Justice in a Changing World
The fields of criminology and criminal justice have changed a great deal over the last 20 years, particularly in law enforcement, sentencing, and victims’ advocacy. UNC’s Criminology and Criminal Justice faculty offer courses on a broad range of topics to prepare students for these changes. Throughout the program, UNC’s CRJ faculty and professional advisor guide and support students in their course selection, career planning, and internship placement. In addition, the department’s annual CRJ Mock Oral Board and CRJ Employment Expo events connect students with potential employers and help students hone job interviewing skills.

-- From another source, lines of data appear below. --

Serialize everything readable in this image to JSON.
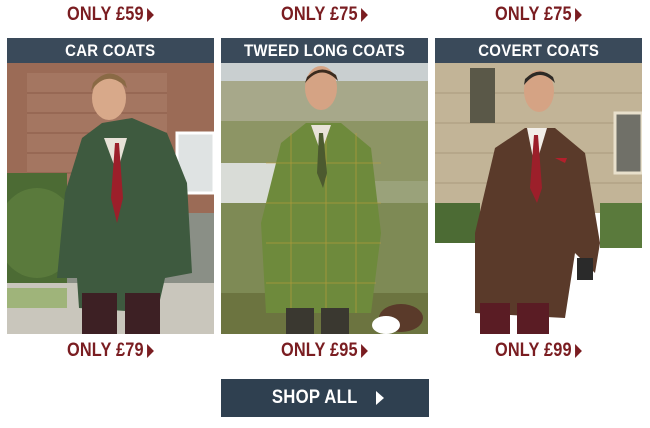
{
  "top_prices": [
    {
      "label": "ONLY £59"
    },
    {
      "label": "ONLY £75"
    },
    {
      "label": "ONLY £75"
    }
  ],
  "products": [
    {
      "title": "CAR COATS",
      "price": "ONLY £79",
      "image": "man-in-green-car-coat-photo"
    },
    {
      "title": "TWEED LONG COATS",
      "price": "ONLY £95",
      "image": "man-in-tweed-long-coat-with-dog-photo"
    },
    {
      "title": "COVERT COATS",
      "price": "ONLY £99",
      "image": "man-in-brown-covert-coat-photo"
    }
  ],
  "shop_all": {
    "label": "SHOP ALL",
    "icon": "chevron-right-icon"
  },
  "colors": {
    "price": "#7a1d21",
    "header_bg": "#3a4a5a",
    "button_bg": "#2f4050"
  }
}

At the undergraduate level, UNC offers a Bachelor of Arts in Criminology and Criminal Justice, a minor in Criminology and Criminal Justice, and a certificate in Criminal Investigation. At the graduate level, UNC offers a Master of Arts in Criminology and Criminal Justice. The master’s program is delivered in a hybrid format giving busy professionals flexibility; the program’s core courses are held in the evenings at UNC’s Centerra campus in Loveland and elective courses are offered online.
News & Events
Students Recognized at 2019 Honors Convocation
Criminal Justice students Toni Amber, Micayla Castro, Amanda Cervantes, Kathryn Derby, Annaliese Engler, Kathleen Glauner, Miriam Hernandez, Carmel Mabry, Raul Morales, Riley Morgan, Oluqatobi Ogunmodede, Hunter Pond, Tyler Price, and Derrick Salazar were recognized on April 14th for excellence in their program. Congratulations! View the event program. See all the event photos.
Faculty Recognized for Excellence in Teaching
The College of Humanities and Social Sciences recognized outstanding faculty on April 14, 2019. Dr. Brian Iannacchione was awarded the Excellence in Teaching Award.
From the UNC Magazine
Spring/Summer 2018 Issue
Reading for a Change
A UNC researcher seeks to understand how incarceration impacts relationships between inmates and their children with a program that helps build family bonds.
The goal is to build bonds between parents and children, and as an added benefit, individuals may not want to re-offend.Kyle Ward, assistant professor of Criminal Justice